Ede had the ability to master an understanding of the essential elements of any task, and to direct it effectively and ensure its careful execution. He was also one of the best drafters in the office; and he played a leading part in a revised Guide to the Contents of the Public Record Office published in 1963.

In July 1959 he was promoted to Principal Assistant Keeper, and to the Deputy Keeper in December 1966. On 1 January 1970 he became Keeper of Public Records, a post that he held until June 1978. A major challenge for Ede as Keeper was planning the new Public Record Office at Kew, which opened in 1977, and the transfer of staff and records from the Chancery Lane office and the Ashridge repository.

Jeffery Ede was born in Plymouth in 1918, the eldest son of Richard Ede, a customs officer. His family later moved successively to Hayle, Cornwall, and Barnstaple, Devon, and, after his father's death in 1927, to paternal grandparents in Saltash, from where Jeffery went to Plymouth College. In October 1937 he went on an open major scholarship, and an exhibition from the Goldsmiths' Company, to King's College, Cambridge, to read Classics, gaining a First in Part I of the Classical Tripos. In the 1950s he repaid his debt to the Goldsmiths' Company by sorting and listing its archives and advising on their care.

In 1939 he began six and a half years of war service in the Intelligence Corps in which he was mentioned in despatches. In 1940 he was posted to France with the British Expeditionary Force and was at Dunkirk. Early in 1941 he went to Syria, where he rose to company sergeant major, gaining his commission in December 1943.

After D-Day he was responsible for port security and a Mulberry harbour at Arromanches, and later similar duties in Belgium and Germany. He was promoted to major as Port Security Control Officer in Hamburg and to GSO II Intelligence (Ports and Frontiers) on the staff of HQ 8th Corps District, before demobilisation in April 1946. He took his delayed MA at Cambridge and joined the Public Records Office in 1947.

In 1944 he had married Mercy Sholl, who was teaching at a preparatory school, which had been evacuated to Alfoxton House in Somerset, a house with historical associations with Coleridge and Wordsworth. Here her brother, Ernest Sholl, was school chaplain and Classics master, subsequently becoming Rector of Holford and Vicar of Stogursey.

Outside the Public Record Office Jeffery Ede was a Lecturer in Archive Administration at the School of Librarianship and Archive Administration at University College London.
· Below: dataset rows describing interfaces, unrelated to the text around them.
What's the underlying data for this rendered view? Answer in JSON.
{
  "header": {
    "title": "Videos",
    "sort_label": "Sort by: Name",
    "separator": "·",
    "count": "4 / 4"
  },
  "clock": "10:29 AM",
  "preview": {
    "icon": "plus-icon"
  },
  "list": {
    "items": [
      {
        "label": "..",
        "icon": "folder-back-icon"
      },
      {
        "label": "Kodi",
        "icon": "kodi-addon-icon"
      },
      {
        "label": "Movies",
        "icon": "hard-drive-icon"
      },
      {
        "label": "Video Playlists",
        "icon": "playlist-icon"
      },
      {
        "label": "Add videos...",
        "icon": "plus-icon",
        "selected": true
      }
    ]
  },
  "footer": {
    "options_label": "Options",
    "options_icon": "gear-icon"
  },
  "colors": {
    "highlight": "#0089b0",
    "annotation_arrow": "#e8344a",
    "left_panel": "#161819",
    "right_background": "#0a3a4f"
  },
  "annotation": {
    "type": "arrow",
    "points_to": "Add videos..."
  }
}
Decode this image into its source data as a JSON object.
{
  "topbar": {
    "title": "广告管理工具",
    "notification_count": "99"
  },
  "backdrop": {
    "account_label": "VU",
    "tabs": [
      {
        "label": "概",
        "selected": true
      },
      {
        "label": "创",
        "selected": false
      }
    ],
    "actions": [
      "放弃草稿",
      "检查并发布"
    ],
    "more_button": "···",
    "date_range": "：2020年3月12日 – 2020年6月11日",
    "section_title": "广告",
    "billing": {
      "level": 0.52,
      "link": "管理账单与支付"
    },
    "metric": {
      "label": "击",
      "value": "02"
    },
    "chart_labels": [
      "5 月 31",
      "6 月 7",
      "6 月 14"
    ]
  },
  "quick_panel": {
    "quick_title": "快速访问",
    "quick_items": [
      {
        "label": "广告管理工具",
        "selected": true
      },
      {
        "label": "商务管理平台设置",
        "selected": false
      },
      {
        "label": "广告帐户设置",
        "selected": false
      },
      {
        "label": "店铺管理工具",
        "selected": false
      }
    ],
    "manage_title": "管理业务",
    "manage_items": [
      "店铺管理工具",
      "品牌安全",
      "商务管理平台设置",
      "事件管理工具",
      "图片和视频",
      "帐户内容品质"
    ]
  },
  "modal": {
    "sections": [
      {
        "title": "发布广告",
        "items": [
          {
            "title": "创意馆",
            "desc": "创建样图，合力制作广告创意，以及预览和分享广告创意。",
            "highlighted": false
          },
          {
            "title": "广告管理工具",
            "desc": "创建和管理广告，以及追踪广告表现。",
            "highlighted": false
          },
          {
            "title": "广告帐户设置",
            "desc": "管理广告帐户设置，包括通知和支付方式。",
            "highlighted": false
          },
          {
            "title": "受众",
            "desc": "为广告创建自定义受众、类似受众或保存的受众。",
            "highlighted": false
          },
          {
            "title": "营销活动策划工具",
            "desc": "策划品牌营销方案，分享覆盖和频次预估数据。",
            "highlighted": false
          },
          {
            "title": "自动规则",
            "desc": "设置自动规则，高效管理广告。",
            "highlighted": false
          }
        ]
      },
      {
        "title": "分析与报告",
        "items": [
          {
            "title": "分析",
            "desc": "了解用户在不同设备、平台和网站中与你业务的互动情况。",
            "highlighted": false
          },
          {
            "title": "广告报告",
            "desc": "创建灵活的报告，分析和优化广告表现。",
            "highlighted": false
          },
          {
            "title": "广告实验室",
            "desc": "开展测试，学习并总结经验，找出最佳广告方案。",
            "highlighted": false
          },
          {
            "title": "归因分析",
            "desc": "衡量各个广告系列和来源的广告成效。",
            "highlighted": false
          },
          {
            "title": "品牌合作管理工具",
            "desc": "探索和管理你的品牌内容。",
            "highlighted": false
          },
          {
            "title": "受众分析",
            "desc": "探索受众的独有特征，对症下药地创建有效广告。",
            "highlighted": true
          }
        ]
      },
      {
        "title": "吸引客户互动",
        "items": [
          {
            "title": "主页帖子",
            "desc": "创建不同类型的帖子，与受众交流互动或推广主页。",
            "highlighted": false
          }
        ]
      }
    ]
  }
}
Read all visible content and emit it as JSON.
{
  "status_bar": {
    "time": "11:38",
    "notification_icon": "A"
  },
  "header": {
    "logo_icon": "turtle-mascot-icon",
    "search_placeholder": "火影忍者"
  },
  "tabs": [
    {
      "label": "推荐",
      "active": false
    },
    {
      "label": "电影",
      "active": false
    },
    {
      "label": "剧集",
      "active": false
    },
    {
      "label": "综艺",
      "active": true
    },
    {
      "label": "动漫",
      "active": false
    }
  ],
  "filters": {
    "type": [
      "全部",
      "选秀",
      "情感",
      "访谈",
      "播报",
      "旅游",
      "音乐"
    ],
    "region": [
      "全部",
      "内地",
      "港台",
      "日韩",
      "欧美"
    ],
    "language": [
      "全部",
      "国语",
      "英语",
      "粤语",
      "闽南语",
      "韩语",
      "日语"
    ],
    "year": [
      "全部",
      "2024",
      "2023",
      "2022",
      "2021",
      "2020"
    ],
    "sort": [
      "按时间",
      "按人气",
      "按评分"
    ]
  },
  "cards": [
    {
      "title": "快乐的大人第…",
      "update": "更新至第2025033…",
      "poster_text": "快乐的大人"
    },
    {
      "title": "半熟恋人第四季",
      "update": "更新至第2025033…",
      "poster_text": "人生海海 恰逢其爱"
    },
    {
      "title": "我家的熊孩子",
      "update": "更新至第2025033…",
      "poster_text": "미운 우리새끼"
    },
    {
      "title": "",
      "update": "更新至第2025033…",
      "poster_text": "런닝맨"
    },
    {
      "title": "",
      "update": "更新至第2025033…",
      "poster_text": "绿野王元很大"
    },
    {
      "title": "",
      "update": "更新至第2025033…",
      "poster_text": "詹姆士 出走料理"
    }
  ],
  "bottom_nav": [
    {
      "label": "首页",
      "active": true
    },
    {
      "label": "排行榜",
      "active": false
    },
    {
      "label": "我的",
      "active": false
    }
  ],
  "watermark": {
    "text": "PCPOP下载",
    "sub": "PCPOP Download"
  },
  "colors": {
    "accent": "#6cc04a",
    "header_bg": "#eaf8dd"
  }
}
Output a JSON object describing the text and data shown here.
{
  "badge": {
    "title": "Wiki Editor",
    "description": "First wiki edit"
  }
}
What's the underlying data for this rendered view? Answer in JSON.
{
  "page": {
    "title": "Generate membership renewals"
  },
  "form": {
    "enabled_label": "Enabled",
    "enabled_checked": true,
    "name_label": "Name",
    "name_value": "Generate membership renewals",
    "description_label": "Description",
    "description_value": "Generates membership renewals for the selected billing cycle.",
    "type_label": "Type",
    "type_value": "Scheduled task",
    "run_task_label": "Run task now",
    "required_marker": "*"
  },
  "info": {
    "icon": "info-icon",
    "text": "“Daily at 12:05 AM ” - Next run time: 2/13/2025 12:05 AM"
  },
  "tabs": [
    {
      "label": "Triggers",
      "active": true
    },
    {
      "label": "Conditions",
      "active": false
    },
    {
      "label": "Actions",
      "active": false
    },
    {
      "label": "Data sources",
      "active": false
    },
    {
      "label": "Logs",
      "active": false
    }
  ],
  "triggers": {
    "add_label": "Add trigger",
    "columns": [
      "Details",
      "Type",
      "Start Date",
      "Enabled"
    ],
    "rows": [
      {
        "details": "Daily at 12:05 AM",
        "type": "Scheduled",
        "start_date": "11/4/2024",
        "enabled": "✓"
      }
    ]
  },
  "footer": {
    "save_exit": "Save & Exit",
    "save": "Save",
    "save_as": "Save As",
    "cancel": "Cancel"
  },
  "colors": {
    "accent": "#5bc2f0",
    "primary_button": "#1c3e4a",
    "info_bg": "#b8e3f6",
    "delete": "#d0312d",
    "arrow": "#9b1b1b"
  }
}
He also acted as a Unesco expert advising on the national archives of Tanzania in 1963-64. From 1972 to 1978 he was Chairman of the British Academy Committee on Oriental Documents and in 1976-78 Vice-President of the International Council on Archives (ICA). He served for three years as the President of the Society of Archivists, and in 1979 was made a Freeman of the Goldsmiths' Company and of the City of London.

In retirement in Somerset, at Drayton and later at Ilminster, Ede served as a co-opted member of the county council's Libraries, Museums and Records Committee (1980-88) and as Chairman of the Somerset Archaeological and Natural History Society's Library Committee (1987-93). He sorted and listed the society's own administrative records for transfer to the Somerset Record Office; and similarly a collection of records of the Cely Trevilian family of Midelney and papers of the Heritage of the Ile Trust in Ilminster. He also compiled a report on the records of the Clerical & Medical insurance company and undertook several missions for the ICA and Unesco to Cyprus, Lesotho and Iraq.

His abiding characteristics in public and private life were a sense of duty and discipline, leavened by an easy manner and kindness, understanding and courtesy. He was, too, able to stand back and observe himself and others with puckish humour and wit.

Duncan Chalmers